This post describes a music therapy session that is fairly common where I have to take into account the client’s cognitive comprehension (or processing) speed, i.e., through assessment, first identify how slow I need to speak to individuals for them to fully understand and then, very importantly, determine how slow I have to play the music to have them fully comprehend the experience.
I’ll discuss this concept by describing sessions I have with a music therapy client named Freda. What a blessed privilege and honor to work with her. I say a blessed privileged because Freda is 104 years old! She sings beautifully and has her mental faculties relatively intact.
When I visit Freda she welcomes me with the cutest high pitched voice and a big smile. After a number of visits I know now what songs she knows the words to, and we enjoy singing and video recording the sessions. Very fun… when I video a song on my phone and we watch it she exclaims “look, we’re on TV!”

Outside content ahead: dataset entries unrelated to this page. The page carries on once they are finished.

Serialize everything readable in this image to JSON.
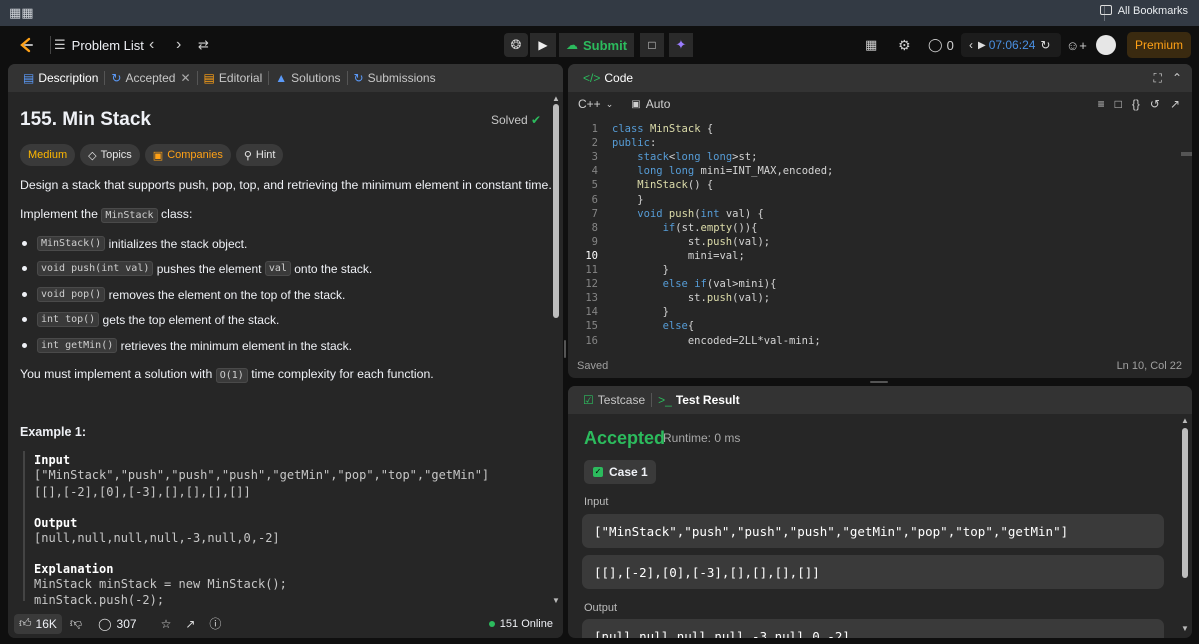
{
  "bookmarks": {
    "all_bookmarks": "All Bookmarks"
  },
  "topnav": {
    "problem_list": "Problem List",
    "submit": "Submit",
    "streak_count": "0",
    "timer": "07:06:24",
    "premium": "Premium"
  },
  "description": {
    "tabs": [
      {
        "label": "Description"
      },
      {
        "label": "Accepted"
      },
      {
        "label": "Editorial"
      },
      {
        "label": "Solutions"
      },
      {
        "label": "Submissions"
      }
    ],
    "title": "155. Min Stack",
    "solved": "Solved",
    "tags": {
      "difficulty": "Medium",
      "topics": "Topics",
      "companies": "Companies",
      "hint": "Hint"
    },
    "intro": "Design a stack that supports push, pop, top, and retrieving the minimum element in constant time.",
    "implement_pre": "Implement the",
    "implement_code": "MinStack",
    "implement_post": "class:",
    "bullets": [
      {
        "code": "MinStack()",
        "text": "initializes the stack object."
      },
      {
        "code": "void push(int val)",
        "text": "pushes the element",
        "code2": "val",
        "text2": "onto the stack."
      },
      {
        "code": "void pop()",
        "text": "removes the element on the top of the stack."
      },
      {
        "code": "int top()",
        "text": "gets the top element of the stack."
      },
      {
        "code": "int getMin()",
        "text": "retrieves the minimum element in the stack."
      }
    ],
    "complexity_pre": "You must implement a solution with",
    "complexity_code": "O(1)",
    "complexity_post": "time complexity for each function.",
    "example_title": "Example 1:",
    "input_label": "Input",
    "input_line1": "[\"MinStack\",\"push\",\"push\",\"push\",\"getMin\",\"pop\",\"top\",\"getMin\"]",
    "input_line2": "[[],[-2],[0],[-3],[],[],[],[]]",
    "output_label": "Output",
    "output_line": "[null,null,null,null,-3,null,0,-2]",
    "explanation_label": "Explanation",
    "expl_line1": "MinStack minStack = new MinStack();",
    "expl_line2": "minStack.push(-2);",
    "likes": "16K",
    "comments": "307",
    "online": "151 Online"
  },
  "code": {
    "title": "Code",
    "language": "C++",
    "auto": "Auto",
    "saved": "Saved",
    "cursor": "Ln 10, Col 22",
    "lines": [
      "class MinStack {",
      "public:",
      "    stack<long long>st;",
      "    long long mini=INT_MAX,encoded;",
      "    MinStack() {",
      "    }",
      "    void push(int val) {",
      "        if(st.empty()){",
      "            st.push(val);",
      "            mini=val;",
      "        }",
      "        else if(val>mini){",
      "            st.push(val);",
      "        }",
      "        else{",
      "            encoded=2LL*val-mini;"
    ]
  },
  "testpanel": {
    "tab_testcase": "Testcase",
    "tab_result": "Test Result",
    "status": "Accepted",
    "runtime": "Runtime: 0 ms",
    "case": "Case 1",
    "input_label": "Input",
    "input_line1": "[\"MinStack\",\"push\",\"push\",\"push\",\"getMin\",\"pop\",\"top\",\"getMin\"]",
    "input_line2": "[[],[-2],[0],[-3],[],[],[],[]]",
    "output_label": "Output",
    "output_line": "[null,null,null,null,-3,null,0,-2]"
  },
  "colors": {
    "accent_green": "#2cbb5d",
    "medium": "#ffb800",
    "premium": "#ffa116",
    "link_blue": "#4a90e2"
  }
}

When I play a song that I know she knows, I watch carefully how comfortable and with how much ease she is able to sing. When needed, I slow down when she has trouble getting some words out. It is common when singing with Freda (and those similar) that when a second or third verse comes up, that might not be as well known as the first verse, she slows down to remember or correctly sing the words. Being able to accompany and support her singing with precisely her needs in mind is the wonderful thing about live music and music therapy. I’ll remind us that my favorite definition of music therapy is: using music to support and achieve non-musical goals. The primary goal is not to make beautiful music. The primary goals are to provide an opportunity for positive reminiscence, to be a positive diversion from stress and worry and to support hopefulness. The fact that we are making beautiful is simply “icing on the cake.”
These kind of experiences are so precious. Again, what an honor to experience live music with Freda and witness the precious responses that she has. Wow!!
So, “Why (live) music??”… To again be in the privileged position to experience live with others, i.e., supporting them, performing with them, witnessing and recording their responses and sharing these experiences with their family and others.